The sentinel cases of the debilitating lung disease bronchiolitis obliterans were among workers at a microwave popcorn facility. It wasn’t too long before NIOSH researchers suspected the illnesses were related to workers’ exposure to the butter flavoring agent used in the plant. The compounds are typically a mixture of volatile organic compounds (VOC), many of which can irritate severely the skin, eyes and respiratory tract. Diacetyl, a 4-carbon alpha-diketone, was one of the VOCs identified in the microwave popcorn plant environment. Diacetyl has come to serve as the catch-all name for the butter-flavoring agents, although NIOSH researchers noted:
“the vapors emitted from butter flavoring are a complex mixture that produces necrosis that cannot be explained by the known toxicological properties of any of its components.” (Hubbs, et al. 2002)

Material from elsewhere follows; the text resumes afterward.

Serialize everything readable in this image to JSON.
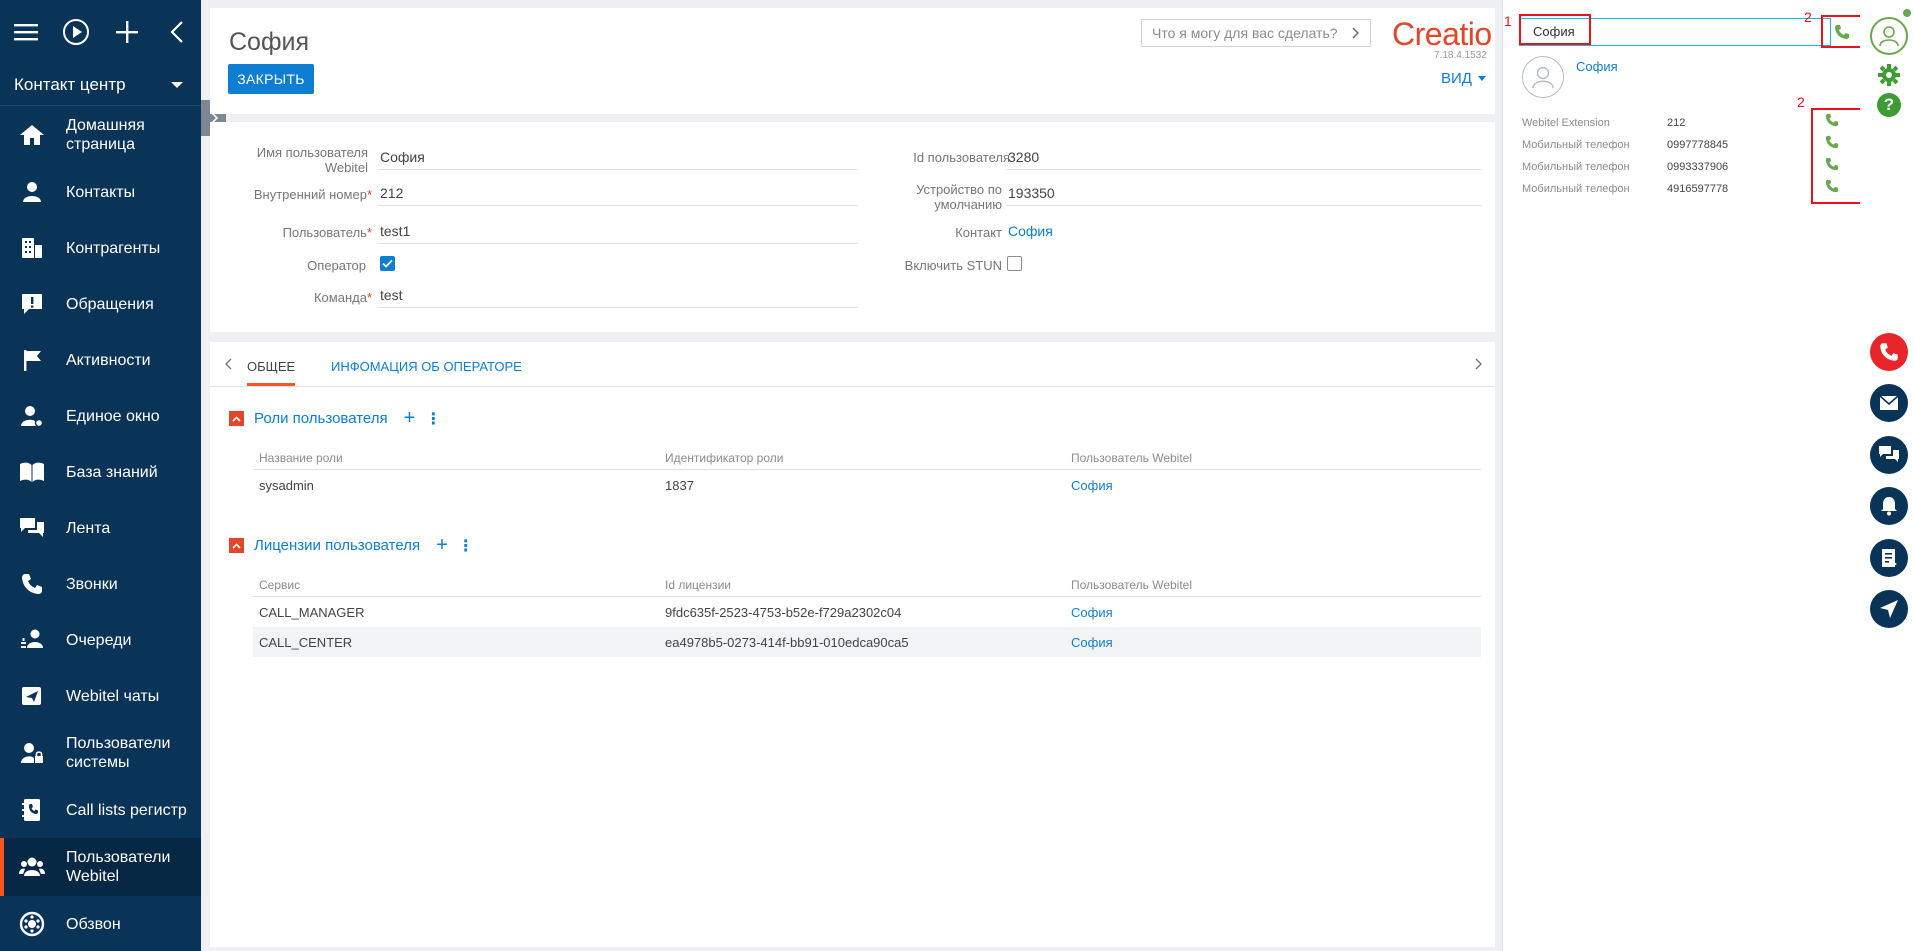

Although popcorn makers began selling still buttery-flavored product labeled “no diacetyl,” Sphere’s Andrew Schneider has been investigating whether a ‘no diacetyl’ claim translates into less health risk to exposed workers and consumers. His sources have consistently said “No.” Now, so does NIOSH Director John Howard.
In a December 23 letter to new OSHA chief David Michaels, the NIOSH Director wrote:

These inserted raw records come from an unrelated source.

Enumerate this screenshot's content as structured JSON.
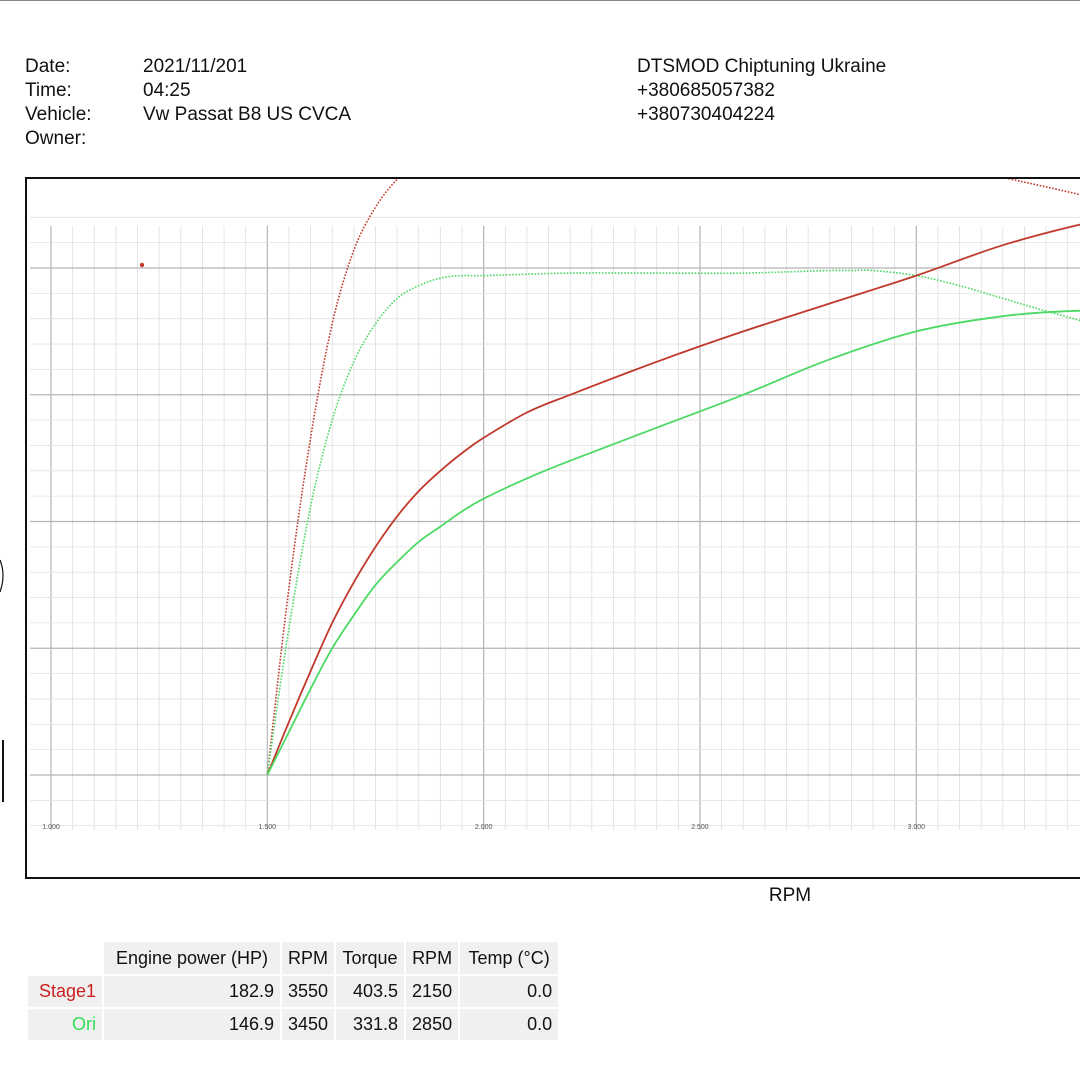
{
  "header": {
    "date_label": "Date:",
    "date_value": "2021/11/201",
    "time_label": "Time:",
    "time_value": "04:25",
    "vehicle_label": "Vehicle:",
    "vehicle_value": "Vw Passat B8 US CVCA",
    "owner_label": "Owner:",
    "company": "DTSMOD Chiptuning Ukraine",
    "phone1": "+380685057382",
    "phone2": "+380730404224"
  },
  "colors": {
    "stage1": "#c0392b",
    "ori": "#4cd964",
    "grid": "#c8c8c8"
  },
  "chart_data": {
    "type": "line",
    "xlabel": "RPM",
    "ylabel": "",
    "title": "",
    "x_ticks": [
      "1.000",
      "1.500",
      "2.000",
      "2.500",
      "3.000"
    ],
    "xlim": [
      1000,
      3500
    ],
    "ylim": [
      0,
      200
    ],
    "series": [
      {
        "name": "Stage1",
        "kind": "torque",
        "style": "dotted",
        "color": "#c0392b",
        "x": [
          1500,
          1550,
          1600,
          1650,
          1700,
          1750,
          1800,
          1850,
          1900,
          1950,
          2000,
          2100,
          2150,
          2200,
          2300,
          2500,
          2700,
          2900,
          3100,
          3300,
          3450
        ],
        "y": [
          0,
          74,
          133,
          178,
          207,
          224,
          235,
          242,
          247,
          250,
          251,
          252,
          252,
          252,
          251,
          249,
          246,
          243,
          239,
          232,
          226
        ]
      },
      {
        "name": "Ori",
        "kind": "torque",
        "style": "dotted",
        "color": "#4cd964",
        "x": [
          1500,
          1550,
          1600,
          1650,
          1700,
          1750,
          1800,
          1850,
          1900,
          1950,
          2000,
          2200,
          2400,
          2600,
          2800,
          2850,
          2900,
          3000,
          3100,
          3200,
          3300,
          3450
        ],
        "y": [
          0,
          58,
          106,
          140,
          163,
          178,
          188,
          193,
          196,
          197,
          197,
          198,
          198,
          198,
          199,
          199,
          199,
          197,
          193,
          188,
          183,
          176
        ]
      },
      {
        "name": "Stage1",
        "kind": "power",
        "style": "solid",
        "color": "#c0392b",
        "x": [
          1500,
          1550,
          1600,
          1650,
          1700,
          1750,
          1800,
          1850,
          1900,
          1950,
          2000,
          2100,
          2200,
          2400,
          2600,
          2800,
          3000,
          3200,
          3400,
          3450
        ],
        "y": [
          0,
          21,
          41,
          60,
          76,
          90,
          102,
          112,
          120,
          127,
          133,
          143,
          150,
          163,
          175,
          186,
          197,
          209,
          218,
          219
        ]
      },
      {
        "name": "Ori",
        "kind": "power",
        "style": "solid",
        "color": "#4cd964",
        "x": [
          1500,
          1550,
          1600,
          1650,
          1700,
          1750,
          1800,
          1850,
          1900,
          1950,
          2000,
          2100,
          2200,
          2400,
          2600,
          2800,
          3000,
          3200,
          3350,
          3450
        ],
        "y": [
          0,
          17,
          34,
          50,
          63,
          75,
          84,
          92,
          98,
          104,
          109,
          117,
          124,
          137,
          150,
          164,
          175,
          181,
          183,
          183
        ]
      }
    ]
  },
  "results": {
    "headers": [
      "Engine power (HP)",
      "RPM",
      "Torque",
      "RPM",
      "Temp (°C)"
    ],
    "rows": [
      {
        "name": "Stage1",
        "values": [
          "182.9",
          "3550",
          "403.5",
          "2150",
          "0.0"
        ]
      },
      {
        "name": "Ori",
        "values": [
          "146.9",
          "3450",
          "331.8",
          "2850",
          "0.0"
        ]
      }
    ]
  }
}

“…starter distillate [which eventually creates diacetyl], acetoin, and 2,3 pentanedione exemplify the lack of evidence demonstrating the workplace safety of potential substitutes for diacetyl; and document some evidence that potential substitutes are also respiratory hazards.”
Not that OSHA’s health scientists really need this official word from NIOSH that compounds of this nature can damage the respiratory system, but it does create an opportunity for OSHA’s new leadership: engaging actively in inter-agency policy discussions to improve the Toxic Substances Control Act. Few could benefit more than workers from a law that improves OSHA’s statutory authority to prevent harm from exposure to chemicals, encourages safer alternatives, and enhances right-to-know.